Connect before you leave. Before you and your wife part ways at the beginning of the day, take the time to learn about one thing each of you have planned for the day. Estimated time: 2 minutes per day x 5 working days, totals 10 minutes per week.
Connect when you reunite. At the end of the day, spend at least 20 minutes talking about the things that went on during your day. Chatting at the dinner table or in bed helps you de-stress and reconnect with your partner. Estimated time: 20 minutes per day x 5 working days, totals 1 hour, 40 minutes per week
Admire and appreciate. Every day, find ways to tell your wife that you love her and appreciate all that she does for you. Be specific. Don’t just say that she’s wonderful; tell her how beautiful she is, how she lights up a room, how her meatloaf is a little slice of heaven on earth, ect. Estimated time: 5 minutes per day x 7 days, totals 35 minutes per week.
Initiate affection. When you were dating, you were all over each other. If you want to bring back some of that magic, that you need to start being more intimate with one another. Cuddle, kiss, hold hands, spoon, and so on. The more time you spend touching, the happier your marriage will be. Estimated time: 5 minutes per day x 7 days, totals 35 minutes per week.
Go on a weekly date. Establish that you will go out on one date a week, and make this a non-negotiable commitment. If you have kids, get a babysitter. This is time for just you and your wife. The date doesn’t have to be fancy or expensive. But it needs to provide time for you two to talk, so a movie alone won’t cut it. Discuss what happened that week and your plans, hopes, and dreams for your future together.
Studies have shown that doing unfamiliar things together as a couple will bring back the butterflies you experienced together at the beginning of the relationship. ((http://www.nytimes.com/2008/02/12/health/12well.html)) So while I know how hard it is to break from the Chili’s and TV watching routine, it’s important to make an effort to get out and do something different. Seek out little hole in the wall restaurants, explore a museum you’ve never been to before, take a hike on a new trail, etc.
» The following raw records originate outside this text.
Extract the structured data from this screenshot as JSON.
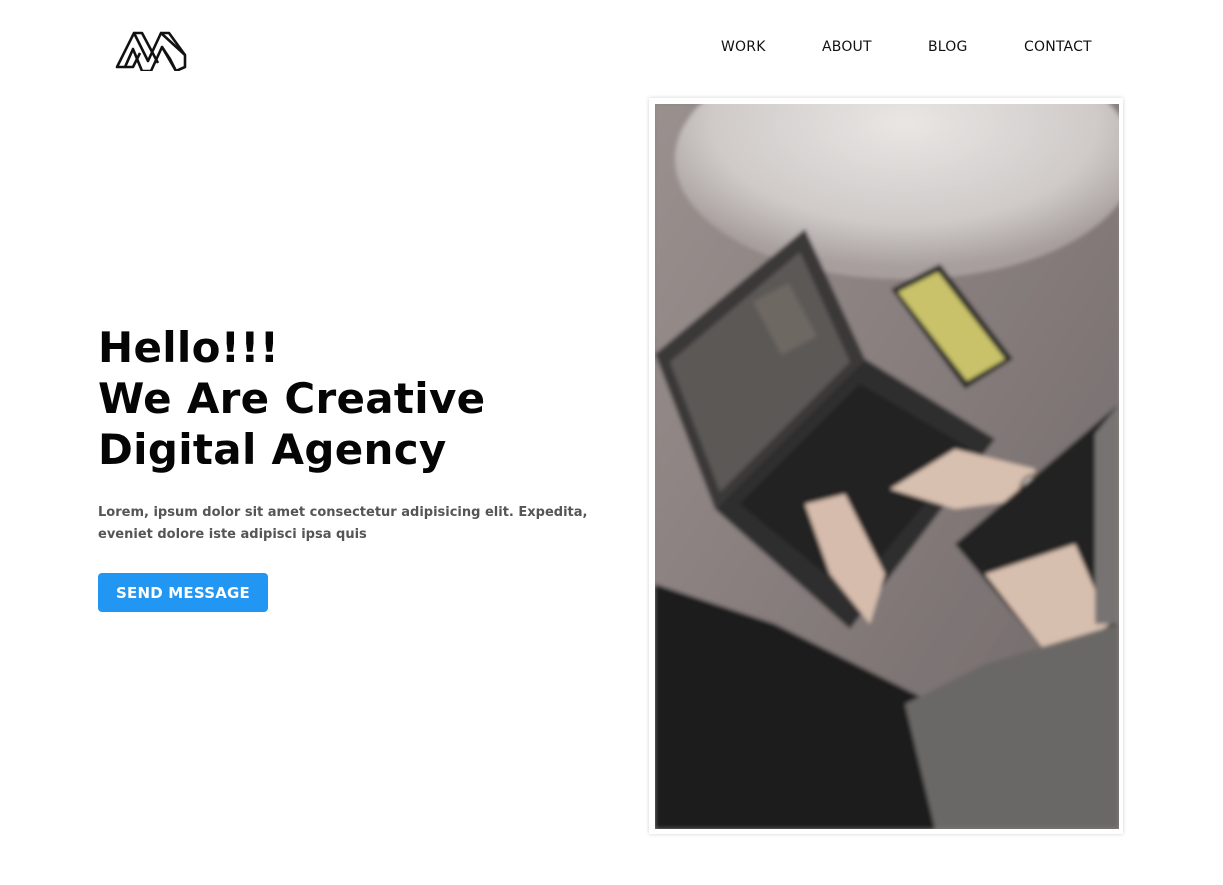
{
  "header": {
    "logo_icon": "stylized-m-logo-icon",
    "nav": [
      {
        "label": "WORK"
      },
      {
        "label": "ABOUT"
      },
      {
        "label": "BLOG"
      },
      {
        "label": "CONTACT"
      }
    ]
  },
  "hero": {
    "title_lines": [
      "Hello!!!",
      "We Are Creative",
      "Digital Agency"
    ],
    "description": "Lorem, ipsum dolor sit amet consectetur adipisicing elit. Expedita, eveniet dolore iste adipisci ipsa quis",
    "button_label": "SEND MESSAGE"
  },
  "photo": {
    "subject": "person-typing-on-laptop-photo"
  },
  "colors": {
    "accent": "#2196f3",
    "text": "#050505",
    "muted_text": "#555555",
    "background": "#ffffff"
  }
}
Further Reading: The Seven Principles for Making Marriage Work by John Gottman and Nan Silver.
Last updated: October 19, 2015